On 10 January 1826, he left Tuat and made for Timbuktu across the desert of Tanezrouft. Letters written in May and July told of his suffering from fever and the plundering of his caravan by another group of Tuareg. Laing describes being wounded in 24 places in the fighting. Together with another survivor, he managed to reach Sidi Al Muktar, penniless and having lost his right hand. He joined another caravan and reached Timbuktu, thus becoming the first European to cross the Sahara from north to south. His letter dated from Timbuktu on 21 September announced his arrival in that city on the preceding 18 August, and the insecurity of his position owing to the hostility of the Fula chieftain Bello, then ruling the city. He added that he intended leaving Timbuktu in three days time. No further news was received from the explorer. From information pieced together later, it was ascertained that he left Timbuktu on the day he had planned. He may have been strangled by Tuareg raiders—two men pulling on each end of a turban wrapped around Laing's neck—on or about the night of 26 September 1826.

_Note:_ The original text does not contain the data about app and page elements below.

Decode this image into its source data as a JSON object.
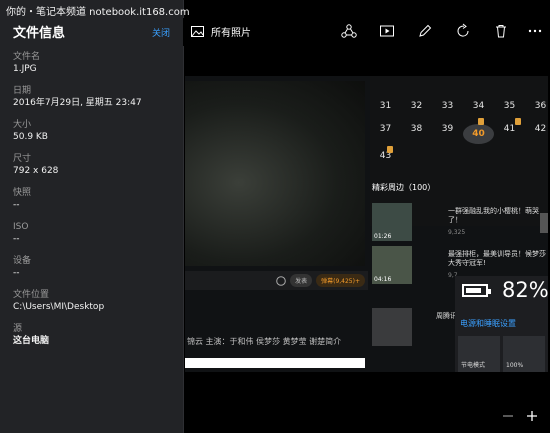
{
  "watermark": "你的・笔记本频道 notebook.it168.com",
  "panel": {
    "title": "文件信息",
    "close_label": "关闭",
    "fields": [
      {
        "label": "文件名",
        "value": "1.JPG"
      },
      {
        "label": "日期",
        "value": "2016年7月29日, 星期五 23:47"
      },
      {
        "label": "大小",
        "value": "50.9 KB"
      },
      {
        "label": "尺寸",
        "value": "792 x 628"
      },
      {
        "label": "快照",
        "value": "--"
      },
      {
        "label": "ISO",
        "value": "--"
      },
      {
        "label": "设备",
        "value": "--"
      },
      {
        "label": "文件位置",
        "value": "C:\\Users\\MI\\Desktop"
      },
      {
        "label": "源",
        "value": "这台电脑"
      }
    ]
  },
  "toolbar": {
    "album_label": "所有照片",
    "icons": [
      "share-icon",
      "slideshow-icon",
      "edit-icon",
      "rotate-icon",
      "delete-icon",
      "more-icon"
    ]
  },
  "photo": {
    "calendar_rows": [
      [
        "31",
        "32",
        "33",
        "34",
        "35",
        "36"
      ],
      [
        "37",
        "38",
        "39",
        "40",
        "41",
        "42"
      ],
      [
        "43"
      ]
    ],
    "today": "40",
    "section_title": "精彩周边（100）",
    "items": [
      {
        "desc": "一群强融乱我的小樱桃！萌哭了！",
        "duration": "01:26",
        "meta": "9,325"
      },
      {
        "desc": "最强排柜，最美训导员！候梦莎大秀守冠军!",
        "duration": "04:16",
        "meta": "9,7"
      },
      {
        "desc": "周腾讯 超强",
        "duration": "",
        "meta": ""
      }
    ],
    "comment_pills": [
      "发表",
      "弹幕(9,425)+"
    ],
    "cast_line": "锦云    主演：于和伟 侯梦莎 黄梦莹 谢楚简介",
    "battery": {
      "percent": "82%",
      "link": "电源和睡眠设置",
      "tiles": [
        "节电模式",
        "100%"
      ]
    }
  },
  "bottom": {
    "minus_icon": "zoom-out-icon",
    "plus_icon": "zoom-in-icon"
  }
}
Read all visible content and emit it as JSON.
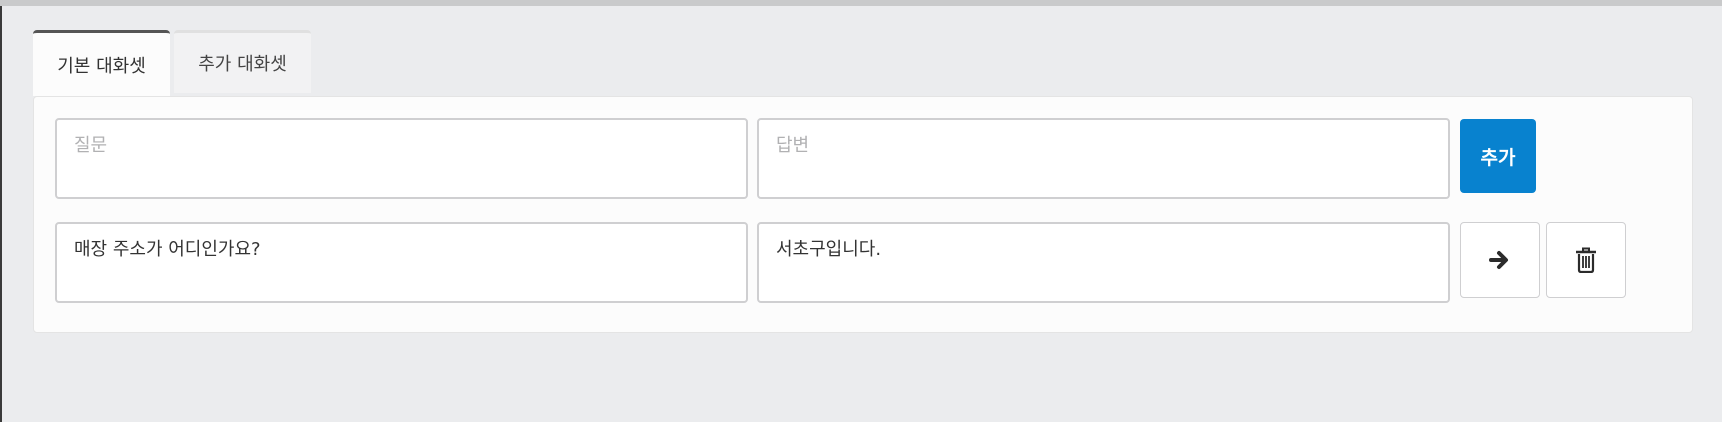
{
  "tabs": [
    {
      "label": "기본 대화셋",
      "active": true
    },
    {
      "label": "추가 대화셋",
      "active": false
    }
  ],
  "new_entry": {
    "question_placeholder": "질문",
    "answer_placeholder": "답변",
    "add_label": "추가"
  },
  "entries": [
    {
      "question": "매장 주소가 어디인가요?",
      "answer": "서초구입니다."
    }
  ],
  "icons": {
    "move": "arrow-right-icon",
    "delete": "trash-icon"
  },
  "colors": {
    "accent": "#0882cf",
    "background": "#ebecee",
    "panel": "#fcfcfc"
  }
}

Laing's papers were never recovered, and his father-in-law, Hanmer Warrington, accused the French (who also wanted to reach Timbuktu) of interference and having procured Laing's journal; however, there has never been any evidence for this. René Caillié reached Timbuktu two years after Laing and by returning alive was able to claim the 10,000-franc prize offered by the Société de Géographie for the feat. Both men were awarded the Gold Medal of the Society for 1830. In 1903, the French government placed a tablet bearing Laing's name and the date of his visit on the house occupied by him during his 38-day stay in Timbuktu. This house, located in the Djingareiber district, inside the old town, was declared a National Heritage by decree of 18 December 1992.
- Fyfe, Christopher (2004). "Laing, Alexander Gordon (1794–1826)". Oxford Dictionary of National Biography (Online ed.). Oxford University Press. doi:10.1093/ref:odnb/15884. Retrieved 22 January 2016. (subscription or UK public library membership required)
- One or more of the preceding sentences incorporates text from a publication now in the public domain: Chisholm, Hugh, ed. (1911). "Laing, Alexander Gordon". Encyclopædia Britannica. 16 (11th ed.). Cambridge University Press. p. 83.
- Fleming, F. (2004). Off the Map. Atlantic Monthly Press. pp. 245–249. ISBN 0-87113-899-9.
- Ackman, Dan (1 February 2006). "Guts Without Glory". The Wall Street Journal. Archived from the original on 16 July 2007.
- "Significant Scots – Alexander Gordon Lang". Electric Scotland. Retrieved 22 January 2016.
- "Grande Médaille d'Or des Explorations et Voyages de découverte" (in French). Société de géographie. Archived from the original on 6 December 2014. Retrieved 1 December 2014.